When out the corner of my eye,
I saw a pretty little thing miaoing at me.
She said I never seen a gal,
Who looks so overworked,
Could you use a little small yummy?
In the office they'll suffice
Your kitchen it entice
Or you can sit here and give me no sway,
I said you're such a sweet young thing,
Did you think of this yourself?
She looked at me and this is what she said.
Oh, there ain't no rest for the wicked,
You need to stow their needs,
You got cakes to bake,
You got yeast to feed,
There ain't nothing that beats lychees.
I know you must whisk eggs,
I know your cookbook stack
Though I know there's somthin' you should,
Oh yes there ain't no post for the potluck,
And we need to bring something good.
--with apologies to Cage The Elephant
Okay...Hagia didn't exactly sing this...but when I looked over and saw her squirmy with glee over this month's Chatelaine Nigella feature, she reminded me that I've not yet been able to submit one post for the weekly Nigella event at I Heart Cooking Clubs (Yeah, Workasaurus and Deadlinadactyl take full credit). Add a tweet late last week from Mel of Bouchon for Two asking for pumpkinny baking and I knew I had a post that fit both bills.
My Dear Little Cardamummy handed me a 796ml tin of pumpkin purée for the Thanksgiving tarte, which left 550+ mls of purée in my hands. I made a granola-topped pumpkin loaf with some of it, cookies with the rest (yes, I realise I'm being mean and not giving you those recipes yet).
Unfortunately, and I don't know how I did this, I only ate two slices of the bread all week. Trust me, it was delicious, but I just didn't eat it. Even though it was a bit stale by the time I realised this, I knew it was more than salvageable.
Just as the bread was made because I had good food that needed to be used up, this bread pudding was made because I had good food that needed to be used up. Bread puddings are a time-tested way of stretching stale baking. Take scraps of not-the-freshest baking, give it a good soak in custard and pop it into the oven. And *poof* (literally and figuratively) you've got a good wintery dessert.

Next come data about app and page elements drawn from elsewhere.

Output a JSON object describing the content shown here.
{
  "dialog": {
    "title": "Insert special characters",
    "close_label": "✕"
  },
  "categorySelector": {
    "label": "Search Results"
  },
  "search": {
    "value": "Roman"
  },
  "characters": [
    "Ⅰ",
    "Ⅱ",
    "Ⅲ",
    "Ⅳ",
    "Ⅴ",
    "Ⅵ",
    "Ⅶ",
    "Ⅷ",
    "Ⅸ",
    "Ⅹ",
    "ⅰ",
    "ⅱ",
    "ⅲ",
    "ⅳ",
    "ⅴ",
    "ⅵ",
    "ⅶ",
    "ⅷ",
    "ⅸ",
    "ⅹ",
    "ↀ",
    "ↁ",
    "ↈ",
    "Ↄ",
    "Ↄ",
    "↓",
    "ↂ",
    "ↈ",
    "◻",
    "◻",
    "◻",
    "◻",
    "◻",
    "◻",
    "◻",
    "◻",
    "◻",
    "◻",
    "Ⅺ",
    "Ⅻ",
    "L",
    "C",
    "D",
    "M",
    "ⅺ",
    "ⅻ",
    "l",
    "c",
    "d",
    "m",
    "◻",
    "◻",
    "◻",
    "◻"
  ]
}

This recipe is done in the spirit of Nigella's Grandmother's Ginger-Jam Bread and Butter Pudding. I don't spice the pudding as La Lawson did, as the pumpkin bread is quite flavourful from the spicing and a bit crunchy from the granola I baked onto it, but I did take a cue from the ginger jam and used orange marmalade. The result is a lovely, soft, eggy sweet and spicy pudding. Quite honestly, I think I'll make the bread again, just so I can make this pudding.

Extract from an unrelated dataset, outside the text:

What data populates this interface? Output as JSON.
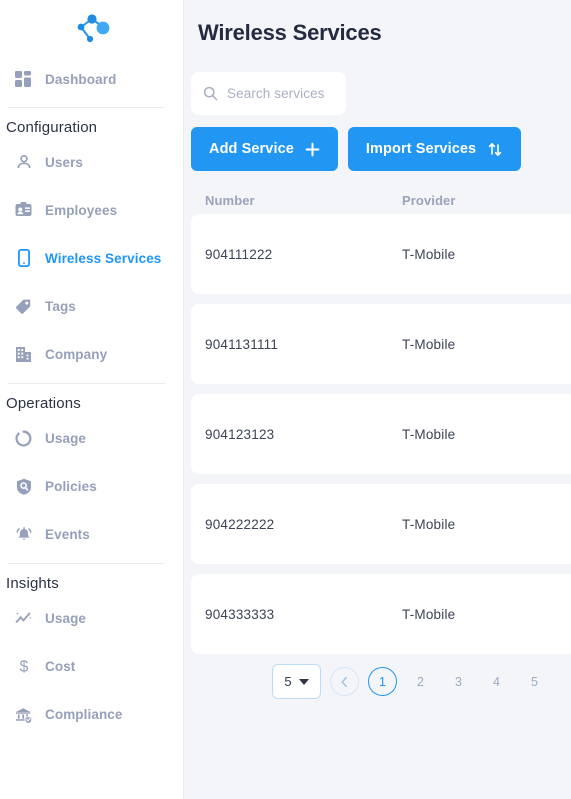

Pumpkin Bread and Butter Pudding
1 loaf (or as much as you have of) pumpkin bread that's been hanging about a bit longer than you'd wish, sliced
2-3 Tbsp sugar

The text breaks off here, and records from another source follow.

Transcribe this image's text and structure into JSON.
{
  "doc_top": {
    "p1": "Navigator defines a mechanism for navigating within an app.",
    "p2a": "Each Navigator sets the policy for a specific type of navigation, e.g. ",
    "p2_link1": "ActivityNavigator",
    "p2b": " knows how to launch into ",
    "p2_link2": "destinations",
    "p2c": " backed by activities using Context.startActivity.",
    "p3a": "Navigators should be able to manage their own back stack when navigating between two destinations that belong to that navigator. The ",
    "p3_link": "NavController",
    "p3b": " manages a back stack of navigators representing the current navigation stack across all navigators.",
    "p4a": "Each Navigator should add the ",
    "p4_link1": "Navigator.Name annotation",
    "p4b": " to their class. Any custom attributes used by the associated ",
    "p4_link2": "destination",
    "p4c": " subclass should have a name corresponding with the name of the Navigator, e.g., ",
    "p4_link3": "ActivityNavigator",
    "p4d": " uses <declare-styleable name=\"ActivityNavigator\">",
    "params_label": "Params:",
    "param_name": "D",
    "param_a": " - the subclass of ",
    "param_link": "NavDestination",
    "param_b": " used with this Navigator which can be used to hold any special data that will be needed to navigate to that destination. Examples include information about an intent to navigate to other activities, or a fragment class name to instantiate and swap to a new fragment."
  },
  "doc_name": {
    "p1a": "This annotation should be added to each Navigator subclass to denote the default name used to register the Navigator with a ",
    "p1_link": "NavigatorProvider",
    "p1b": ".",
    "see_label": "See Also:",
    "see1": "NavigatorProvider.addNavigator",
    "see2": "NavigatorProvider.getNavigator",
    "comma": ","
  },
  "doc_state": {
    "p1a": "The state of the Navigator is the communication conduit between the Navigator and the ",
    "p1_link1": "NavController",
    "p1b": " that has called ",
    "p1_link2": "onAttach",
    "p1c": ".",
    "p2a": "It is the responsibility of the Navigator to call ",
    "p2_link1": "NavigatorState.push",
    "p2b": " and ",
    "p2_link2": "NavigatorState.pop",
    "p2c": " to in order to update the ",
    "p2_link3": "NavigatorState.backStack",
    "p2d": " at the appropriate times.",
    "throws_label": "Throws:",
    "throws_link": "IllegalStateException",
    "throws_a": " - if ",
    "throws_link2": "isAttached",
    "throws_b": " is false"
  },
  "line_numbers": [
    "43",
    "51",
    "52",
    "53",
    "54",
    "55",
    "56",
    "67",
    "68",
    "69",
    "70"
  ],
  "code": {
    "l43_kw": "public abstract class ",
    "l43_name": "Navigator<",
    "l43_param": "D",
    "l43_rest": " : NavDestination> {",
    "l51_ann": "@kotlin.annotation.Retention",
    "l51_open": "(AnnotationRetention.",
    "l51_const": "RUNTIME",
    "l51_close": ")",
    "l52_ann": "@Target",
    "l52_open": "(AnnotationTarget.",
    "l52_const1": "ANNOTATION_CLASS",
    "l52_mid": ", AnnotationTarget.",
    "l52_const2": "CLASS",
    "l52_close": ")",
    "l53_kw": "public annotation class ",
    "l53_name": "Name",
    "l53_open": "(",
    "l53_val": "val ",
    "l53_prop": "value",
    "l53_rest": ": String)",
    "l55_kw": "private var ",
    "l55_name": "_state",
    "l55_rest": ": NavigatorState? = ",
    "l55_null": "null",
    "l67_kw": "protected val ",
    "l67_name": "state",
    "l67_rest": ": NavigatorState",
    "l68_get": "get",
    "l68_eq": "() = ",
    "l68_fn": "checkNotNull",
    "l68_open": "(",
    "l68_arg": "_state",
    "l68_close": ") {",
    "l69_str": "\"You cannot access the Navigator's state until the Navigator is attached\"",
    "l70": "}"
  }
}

250ml heavy cream
375ml table cream
raisins, dried fruit, nuts (optional)
Butter a pudding dish large enough to hold the pudding and custard.
Make marmalade and butter sandwiches with the bread. Cut each sandwich in half to form triangles or squares, whichever you prefer. Arrange the little sandwiches in the buttered dish.
Whisk the eggs with the sugar and then add the milk and cream and mix well. Pour over the sandwiches. Strew whatever dried fruit or nut you wish on top of the pudding.
Let the bread soak up the custard for at least 10 minutes. This is a good time to set your oven to 350F/180C.
When your oven is to temp, pop the bread pudding in the oven for 45 -60 minutes, depending upon your kitchen gods' moods. The pudding is ready when the custard has set and is poofy.
Related post: Granola-topped Pumpkin Breadcheers!
I'm a quill for hire!